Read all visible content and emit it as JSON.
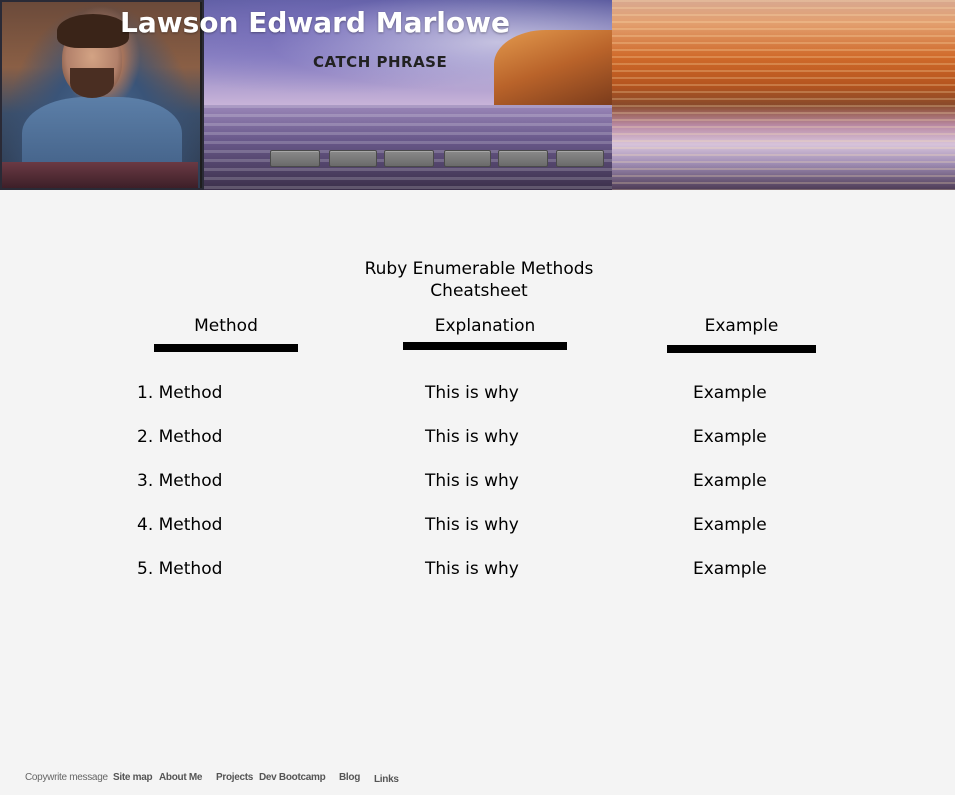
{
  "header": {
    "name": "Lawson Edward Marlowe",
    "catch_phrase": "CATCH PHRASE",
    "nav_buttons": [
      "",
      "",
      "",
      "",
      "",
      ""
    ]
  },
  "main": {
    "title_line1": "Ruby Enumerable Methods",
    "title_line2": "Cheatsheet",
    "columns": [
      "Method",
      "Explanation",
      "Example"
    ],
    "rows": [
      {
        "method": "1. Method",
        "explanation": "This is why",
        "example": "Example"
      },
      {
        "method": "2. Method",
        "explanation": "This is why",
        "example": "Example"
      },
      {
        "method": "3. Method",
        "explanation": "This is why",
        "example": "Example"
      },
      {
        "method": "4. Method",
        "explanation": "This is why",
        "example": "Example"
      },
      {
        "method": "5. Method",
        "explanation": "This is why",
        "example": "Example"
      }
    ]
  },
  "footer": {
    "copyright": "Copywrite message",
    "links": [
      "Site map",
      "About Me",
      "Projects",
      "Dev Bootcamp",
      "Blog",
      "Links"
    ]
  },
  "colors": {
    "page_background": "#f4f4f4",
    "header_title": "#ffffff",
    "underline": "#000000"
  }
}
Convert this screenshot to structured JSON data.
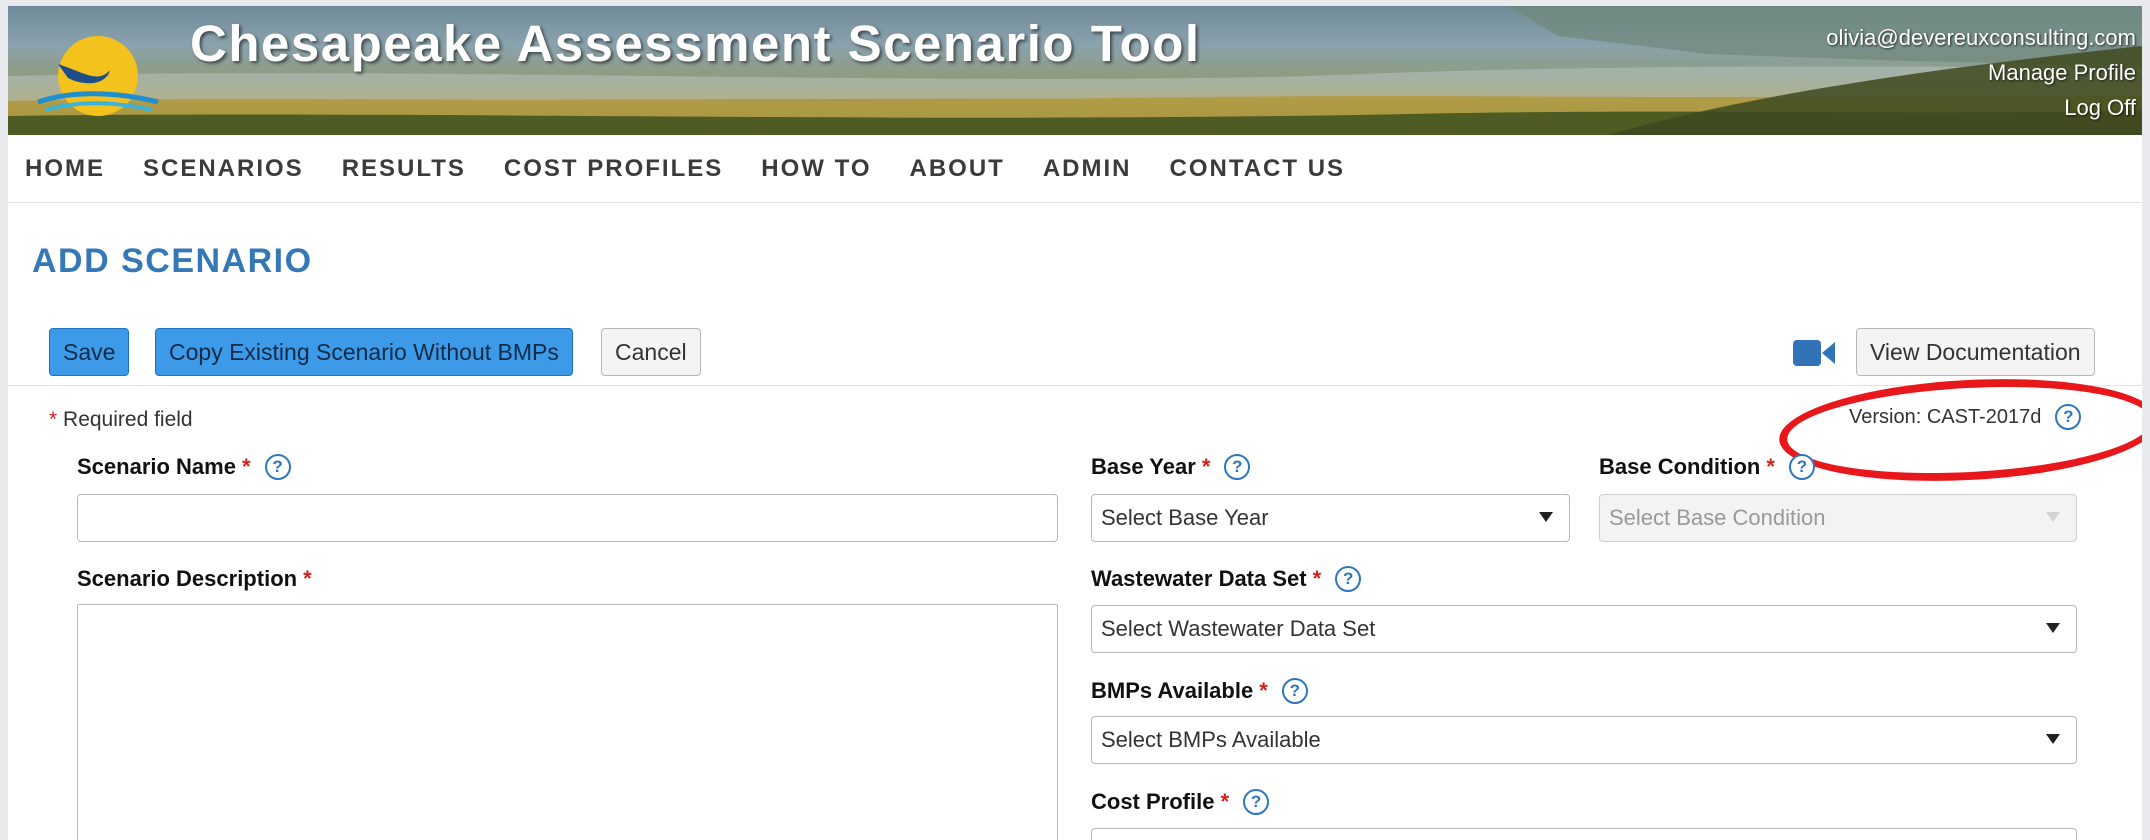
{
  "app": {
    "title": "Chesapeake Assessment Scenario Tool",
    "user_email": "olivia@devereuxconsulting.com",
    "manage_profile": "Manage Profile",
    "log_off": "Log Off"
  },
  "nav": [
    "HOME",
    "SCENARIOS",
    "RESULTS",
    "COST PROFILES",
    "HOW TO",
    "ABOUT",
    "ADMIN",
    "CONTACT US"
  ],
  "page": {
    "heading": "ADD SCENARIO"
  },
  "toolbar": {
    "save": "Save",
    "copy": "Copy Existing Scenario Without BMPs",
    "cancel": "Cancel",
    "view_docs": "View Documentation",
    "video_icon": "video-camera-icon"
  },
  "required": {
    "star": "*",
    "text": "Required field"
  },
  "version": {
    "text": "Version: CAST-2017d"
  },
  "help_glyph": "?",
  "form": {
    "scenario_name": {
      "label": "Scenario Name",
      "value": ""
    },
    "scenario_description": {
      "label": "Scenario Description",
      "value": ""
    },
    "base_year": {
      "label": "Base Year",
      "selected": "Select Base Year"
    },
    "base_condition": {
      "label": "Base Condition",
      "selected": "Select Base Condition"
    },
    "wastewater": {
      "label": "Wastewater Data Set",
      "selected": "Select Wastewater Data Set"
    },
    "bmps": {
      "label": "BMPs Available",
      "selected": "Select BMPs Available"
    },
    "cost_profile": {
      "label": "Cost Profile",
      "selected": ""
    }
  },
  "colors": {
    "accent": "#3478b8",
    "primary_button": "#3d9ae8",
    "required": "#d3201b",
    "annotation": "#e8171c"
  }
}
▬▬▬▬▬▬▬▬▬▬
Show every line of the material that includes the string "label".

# Answer area
      "label": "Scenario Name",
      "label": "Scenario Description",
      "label": "Base Year",
      "label": "Base Condition",
      "label": "Wastewater Data Set",
      "label": "BMPs Available",
      "label": "Cost Profile",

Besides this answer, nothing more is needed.